[Task statement]:
Search the material for "icon" and show all lines that contain it.

**** Data shown ****

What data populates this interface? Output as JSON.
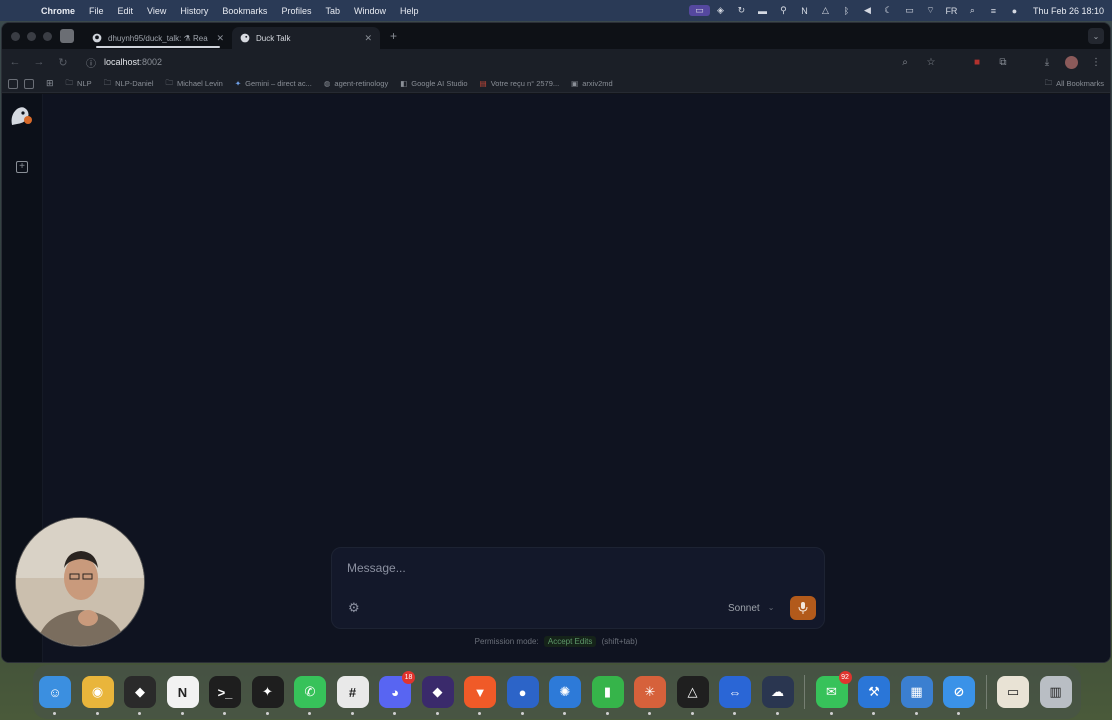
{
  "menubar": {
    "app_name": "Chrome",
    "menus": [
      "File",
      "Edit",
      "View",
      "History",
      "Bookmarks",
      "Profiles",
      "Tab",
      "Window",
      "Help"
    ],
    "clock": "Thu Feb 26  18:10",
    "input_source": "FR"
  },
  "browser": {
    "tabs": [
      {
        "title": "dhuynh95/duck_talk: ⚗ Rea",
        "icon": "github-icon",
        "active": false
      },
      {
        "title": "Duck Talk",
        "icon": "duck-icon",
        "active": true
      }
    ],
    "new_tab_glyph": "+",
    "url": {
      "host": "localhost",
      "port": ":8002"
    },
    "bookmarks": [
      {
        "label": "NLP",
        "icon": "folder-icon"
      },
      {
        "label": "NLP-Daniel",
        "icon": "folder-icon"
      },
      {
        "label": "Michael Levin",
        "icon": "folder-icon"
      },
      {
        "label": "Gemini – direct ac...",
        "icon": "gemini-icon"
      },
      {
        "label": "agent-retinology",
        "icon": "globe-icon"
      },
      {
        "label": "Google AI Studio",
        "icon": "ai-studio-icon"
      },
      {
        "label": "Votre reçu n° 2579...",
        "icon": "receipt-icon"
      },
      {
        "label": "arxiv2md",
        "icon": "arxiv-icon"
      }
    ],
    "all_bookmarks_label": "All Bookmarks"
  },
  "app": {
    "composer": {
      "placeholder": "Message...",
      "model_label": "Sonnet"
    },
    "permission": {
      "prefix": "Permission mode:",
      "mode": "Accept Edits",
      "shortcut": "(shift+tab)"
    }
  },
  "dock": {
    "apps": [
      {
        "name": "finder",
        "color": "#3b8fe0",
        "glyph": "☺"
      },
      {
        "name": "chrome",
        "color": "#e9b53b",
        "glyph": "◉"
      },
      {
        "name": "cube-app",
        "color": "#2a2a2a",
        "glyph": "◆"
      },
      {
        "name": "notion",
        "color": "#f2f2f2",
        "glyph": "N"
      },
      {
        "name": "terminal",
        "color": "#1e1e1e",
        "glyph": ">_"
      },
      {
        "name": "figma",
        "color": "#1e1e1e",
        "glyph": "✦"
      },
      {
        "name": "whatsapp",
        "color": "#37c25a",
        "glyph": "✆"
      },
      {
        "name": "slack",
        "color": "#e9e9e9",
        "glyph": "#"
      },
      {
        "name": "discord",
        "color": "#5865f2",
        "glyph": "◕",
        "badge": "18"
      },
      {
        "name": "obsidian",
        "color": "#3a2a6b",
        "glyph": "◆"
      },
      {
        "name": "brave",
        "color": "#f05a28",
        "glyph": "▼"
      },
      {
        "name": "db-app",
        "color": "#2c64c8",
        "glyph": "●"
      },
      {
        "name": "gear-app",
        "color": "#2d7ad8",
        "glyph": "✺"
      },
      {
        "name": "numbers",
        "color": "#36b44a",
        "glyph": "▮"
      },
      {
        "name": "claude",
        "color": "#d6613b",
        "glyph": "✳"
      },
      {
        "name": "vector-app",
        "color": "#1f1f1f",
        "glyph": "△"
      },
      {
        "name": "teamviewer",
        "color": "#2a66d6",
        "glyph": "⇔"
      },
      {
        "name": "cloud-app",
        "color": "#2a3650",
        "glyph": "☁"
      },
      {
        "name": "messages",
        "color": "#37c25a",
        "glyph": "✉",
        "badge": "92"
      },
      {
        "name": "xcode",
        "color": "#2a76d8",
        "glyph": "⚒"
      },
      {
        "name": "windows-app",
        "color": "#3b7fd0",
        "glyph": "▦"
      },
      {
        "name": "safari",
        "color": "#3a92e8",
        "glyph": "⊘"
      },
      {
        "name": "files",
        "color": "#e9e3d5",
        "glyph": "▭"
      },
      {
        "name": "trash",
        "color": "#b9bec4",
        "glyph": "▥"
      }
    ]
  },
  "colors": {
    "accent_mic": "#b25a1b",
    "permission_green": "#5f9a6b",
    "page_bg": "#0f1320"
  }
}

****

[Response for this exercise]:
        "icon": "github-icon",
        "icon": "duck-icon",
        "icon": "folder-icon"
        "icon": "folder-icon"
        "icon": "folder-icon"
        "icon": "gemini-icon"
        "icon": "globe-icon"
        "icon": "ai-studio-icon"
        "icon": "receipt-icon"
        "icon": "arxiv-icon"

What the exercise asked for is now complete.